Records from a collection:
═══

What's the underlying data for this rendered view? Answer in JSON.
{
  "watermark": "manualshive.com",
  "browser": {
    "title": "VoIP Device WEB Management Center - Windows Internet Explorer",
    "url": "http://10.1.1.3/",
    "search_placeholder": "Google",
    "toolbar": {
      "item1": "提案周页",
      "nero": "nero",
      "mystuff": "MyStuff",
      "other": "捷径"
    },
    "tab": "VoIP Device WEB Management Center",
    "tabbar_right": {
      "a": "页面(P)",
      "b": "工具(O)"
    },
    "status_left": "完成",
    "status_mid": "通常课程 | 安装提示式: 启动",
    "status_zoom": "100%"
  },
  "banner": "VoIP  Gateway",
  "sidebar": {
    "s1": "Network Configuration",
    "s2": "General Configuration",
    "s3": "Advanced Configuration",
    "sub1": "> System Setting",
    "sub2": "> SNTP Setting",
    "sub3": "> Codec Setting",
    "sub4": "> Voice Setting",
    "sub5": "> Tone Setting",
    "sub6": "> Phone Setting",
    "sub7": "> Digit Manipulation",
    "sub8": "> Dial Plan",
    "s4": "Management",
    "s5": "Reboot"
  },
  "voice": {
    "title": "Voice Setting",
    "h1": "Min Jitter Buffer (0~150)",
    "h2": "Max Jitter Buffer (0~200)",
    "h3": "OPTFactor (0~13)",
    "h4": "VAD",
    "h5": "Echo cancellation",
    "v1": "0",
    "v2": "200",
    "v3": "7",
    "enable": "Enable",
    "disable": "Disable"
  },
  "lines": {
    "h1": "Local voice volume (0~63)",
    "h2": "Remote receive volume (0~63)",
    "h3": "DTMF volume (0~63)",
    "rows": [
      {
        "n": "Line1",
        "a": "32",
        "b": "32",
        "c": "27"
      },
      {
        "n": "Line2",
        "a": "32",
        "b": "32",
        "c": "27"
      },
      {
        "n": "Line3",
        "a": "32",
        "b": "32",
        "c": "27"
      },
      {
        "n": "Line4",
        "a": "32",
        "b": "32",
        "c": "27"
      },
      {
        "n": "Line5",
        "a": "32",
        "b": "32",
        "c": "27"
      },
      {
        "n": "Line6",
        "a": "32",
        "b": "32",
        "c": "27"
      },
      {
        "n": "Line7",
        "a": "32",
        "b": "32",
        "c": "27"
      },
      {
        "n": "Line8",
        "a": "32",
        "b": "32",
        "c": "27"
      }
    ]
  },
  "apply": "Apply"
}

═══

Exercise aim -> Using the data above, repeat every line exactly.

Answer to the problem ->
What's the underlying data for this rendered view? Answer in JSON.
{
  "watermark": "manualshive.com",
  "browser": {
    "title": "VoIP Device WEB Management Center - Windows Internet Explorer",
    "url": "http://10.1.1.3/",
    "search_placeholder": "Google",
    "toolbar": {
      "item1": "提案周页",
      "nero": "nero",
      "mystuff": "MyStuff",
      "other": "捷径"
    },
    "tab": "VoIP Device WEB Management Center",
    "tabbar_right": {
      "a": "页面(P)",
      "b": "工具(O)"
    },
    "status_left": "完成",
    "status_mid": "通常课程 | 安装提示式: 启动",
    "status_zoom": "100%"
  },
  "banner": "VoIP  Gateway",
  "sidebar": {
    "s1": "Network Configuration",
    "s2": "General Configuration",
    "s3": "Advanced Configuration",
    "sub1": "> System Setting",
    "sub2": "> SNTP Setting",
    "sub3": "> Codec Setting",
    "sub4": "> Voice Setting",
    "sub5": "> Tone Setting",
    "sub6": "> Phone Setting",
    "sub7": "> Digit Manipulation",
    "sub8": "> Dial Plan",
    "s4": "Management",
    "s5": "Reboot"
  },
  "voice": {
    "title": "Voice Setting",
    "h1": "Min Jitter Buffer (0~150)",
    "h2": "Max Jitter Buffer (0~200)",
    "h3": "OPTFactor (0~13)",
    "h4": "VAD",
    "h5": "Echo cancellation",
    "v1": "0",
    "v2": "200",
    "v3": "7",
    "enable": "Enable",
    "disable": "Disable"
  },
  "lines": {
    "h1": "Local voice volume (0~63)",
    "h2": "Remote receive volume (0~63)",
    "h3": "DTMF volume (0~63)",
    "rows": [
      {
        "n": "Line1",
        "a": "32",
        "b": "32",
        "c": "27"
      },
      {
        "n": "Line2",
        "a": "32",
        "b": "32",
        "c": "27"
      },
      {
        "n": "Line3",
        "a": "32",
        "b": "32",
        "c": "27"
      },
      {
        "n": "Line4",
        "a": "32",
        "b": "32",
        "c": "27"
      },
      {
        "n": "Line5",
        "a": "32",
        "b": "32",
        "c": "27"
      },
      {
        "n": "Line6",
        "a": "32",
        "b": "32",
        "c": "27"
      },
      {
        "n": "Line7",
        "a": "32",
        "b": "32",
        "c": "27"
      },
      {
        "n": "Line8",
        "a": "32",
        "b": "32",
        "c": "27"
      }
    ]
  },
  "apply": "Apply"
}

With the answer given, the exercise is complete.